A familiar scenario is increasingly playing out across the Twin Cities: Affordable housing being revamped into higher-end rentals with everything from dog spas to granite countertops, forcing out lower-income residents.
Now a new funding initiative, the first of its kind in Minnesota, is being created to help reverse that trend.
This week, Hennepin County approved $3 million to help finance the purchase of about 530 units of affordable housing in the metro area, warding off the large outside investors who are swooping in to snatch them up.
The county’s investment is a major step forward for a $25 million metro-wide initiative — called the NOAH Impact Fund — being launched this fall by the Greater Minnesota Housing Fund, with the goal of preserving 1,000 affordable units in the seven-county metro area.
“We’re hoping to make a dent in the problem in stemming the loss of this affordable housing,” said Warren Hanson, president of the Housing Fund. “Our market is facing an enormous amount of risk or loss to our affordable housing stock.”
While the threat to affordable housing ranges across the state and region, Hennepin County has about half the metro area’s affordable housing rentals and 30 percent of all rentals in Minnesota.
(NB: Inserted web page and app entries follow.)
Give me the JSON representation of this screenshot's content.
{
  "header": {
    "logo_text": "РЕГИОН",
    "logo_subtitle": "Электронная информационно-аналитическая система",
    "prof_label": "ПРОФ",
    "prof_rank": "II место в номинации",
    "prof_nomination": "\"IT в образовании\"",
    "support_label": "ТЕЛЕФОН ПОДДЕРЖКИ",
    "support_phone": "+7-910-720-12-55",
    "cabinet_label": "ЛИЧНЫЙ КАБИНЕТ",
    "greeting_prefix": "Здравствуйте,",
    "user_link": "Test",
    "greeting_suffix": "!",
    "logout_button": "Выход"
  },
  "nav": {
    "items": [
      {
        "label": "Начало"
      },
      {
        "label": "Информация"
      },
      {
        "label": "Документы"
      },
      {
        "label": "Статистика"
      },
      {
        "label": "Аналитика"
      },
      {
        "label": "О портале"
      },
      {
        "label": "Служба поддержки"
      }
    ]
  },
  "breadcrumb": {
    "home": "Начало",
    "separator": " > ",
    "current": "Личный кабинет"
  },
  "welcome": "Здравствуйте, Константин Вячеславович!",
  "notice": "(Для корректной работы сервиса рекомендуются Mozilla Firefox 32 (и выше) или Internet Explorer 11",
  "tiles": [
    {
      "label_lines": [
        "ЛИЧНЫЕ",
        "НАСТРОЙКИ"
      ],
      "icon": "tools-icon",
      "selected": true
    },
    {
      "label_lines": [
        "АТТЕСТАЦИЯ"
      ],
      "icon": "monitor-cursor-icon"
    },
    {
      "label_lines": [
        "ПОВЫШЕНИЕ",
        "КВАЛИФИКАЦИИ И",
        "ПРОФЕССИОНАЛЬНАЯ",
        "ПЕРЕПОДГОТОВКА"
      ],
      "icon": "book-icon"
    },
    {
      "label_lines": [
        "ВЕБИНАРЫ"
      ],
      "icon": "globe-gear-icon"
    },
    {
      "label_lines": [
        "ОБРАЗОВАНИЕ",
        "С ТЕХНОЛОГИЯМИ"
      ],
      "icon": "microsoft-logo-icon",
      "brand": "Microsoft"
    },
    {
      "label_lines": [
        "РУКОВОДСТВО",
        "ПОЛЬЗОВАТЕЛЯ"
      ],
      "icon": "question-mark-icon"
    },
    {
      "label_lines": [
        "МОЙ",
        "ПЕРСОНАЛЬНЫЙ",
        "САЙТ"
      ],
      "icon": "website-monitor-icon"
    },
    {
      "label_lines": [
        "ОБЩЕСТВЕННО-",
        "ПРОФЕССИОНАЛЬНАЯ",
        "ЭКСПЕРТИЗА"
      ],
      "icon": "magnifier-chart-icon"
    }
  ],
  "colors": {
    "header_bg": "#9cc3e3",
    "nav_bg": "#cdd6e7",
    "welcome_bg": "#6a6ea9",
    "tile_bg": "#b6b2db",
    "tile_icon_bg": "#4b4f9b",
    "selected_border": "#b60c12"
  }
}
So far this year, the county has lost at least 1,300 affordable units.
Audrey Ryan had lived in one of them in Golden Valley for more than a decade before getting an abrupt notice this spring to move out of her two-bedroom apartment. Renovations had resulted in a rent hike of up to 40 percent.
“I had a month to pack up 15 years of whatever I had,” she said. “It’s very scary for people who cannot afford to move somewhere else.”
While some residents moved to homeless shelters, Ryan found a one-bedroom apartment in New Hope, forcing her three adult sons to find other living arrangements.
“It’s very difficult,” she said.
A growing problem
The loss of affordable housing is a “crisis,” Hanson told Hennepin County commissioners this week, adding that “the need and the urgency is very, very high.”
The County Board, voting as the Housing and Redevelopment Authority, unanimously approved the measure.
“This is a really big deal here. It’s a very smart way of going forward,” Commissioner Peter McLaughlin said at the meeting. “It’s the first fund of its kind in Minnesota.”
Past efforts have focused on building affordable housing to combat its growing scarcity in the Twin Cities’ tight rental market. But communities are still seeing a net loss when existing units go upscale.
The county’s $3 million investment, scheduled to be paid back in 10 years, is the first major step for the new fund. It will provide 30 percent of the equity needed to finance housing purchases, with the rest coming from traditional mortgage financing.
So far, besides the county’s funding, the McKnight Foundation has invested $1 million in the initiative and the Greater Minnesota Housing Fund, $2.25 million. Hanson said he hopes to get other agencies, banks, developers and foundations on board to raise the remaining $18.75 million.
Hennepin County has about 82,000 units of unsubsidized multifamily rental housing, with rents affordable to households with incomes at or below 60 percent of the county’s average median income — $51,480 for a family of four.
Now, 1,000 units most at risk of being converted into higher-end rentals will be bought and fixed up. The focus is on Class B and C apartments, places built between 1940 and 1990 that usually come with rents from $550 to $1,100.
“There will be no granite countertops,” Hanson said. “It might need a paint-up and fix-up … but we’re not going upscale here. No pet spas.”
With Hennepin County already losing more than 1,300 units this year, the initiative is “a good first step,” said Eric Hauge of Home Line, a Minneapolis-based tenant advocacy group.
He called for more protections to be put in place for tenants, and for cities to get involved — such as Richfield, St. Louis Park and Golden Valley — that have seen affordable housing go upscale.
“It’s a good example Hennepin County is setting,” he said.
“The cities are sort of looking at each other and saying, ‘Who’s going to do something about this?’ ”
Renters at Fountain Terrace, a 72-unit apartment building in New Brighton, were facing rent increases of more than $200 until the Greater Minnesota Housing Fund and developer Real Estate Equities teamed up to test a pilot program last year.
For $6.8 million, the partners bought the brick building, replaced some appliances, did minor repairs and put a fresh coat of paint on the walls and new carpet in hallways.
Rents are $1,000 to $1,075 for a two-bedroom apartment, increases of about $25 to $50 a month.
The result: Fountain Terrace has a 3 percent vacancy rate and has maintained its affordability for people who need it, like Charlene Nolin.
The single mom and former surgical technician, who can’t work due to a disability, moved there because it’s affordable, safe and secluded for her and her 18-year-old daughter.
“People who have Section 8 have gotten a bad rap; we’re often thought of as drug users and dirty,” Nolin said, adding that the stereotype and decreasing affordable housing made finding a place difficult.
“I should be able to find housing,” she said.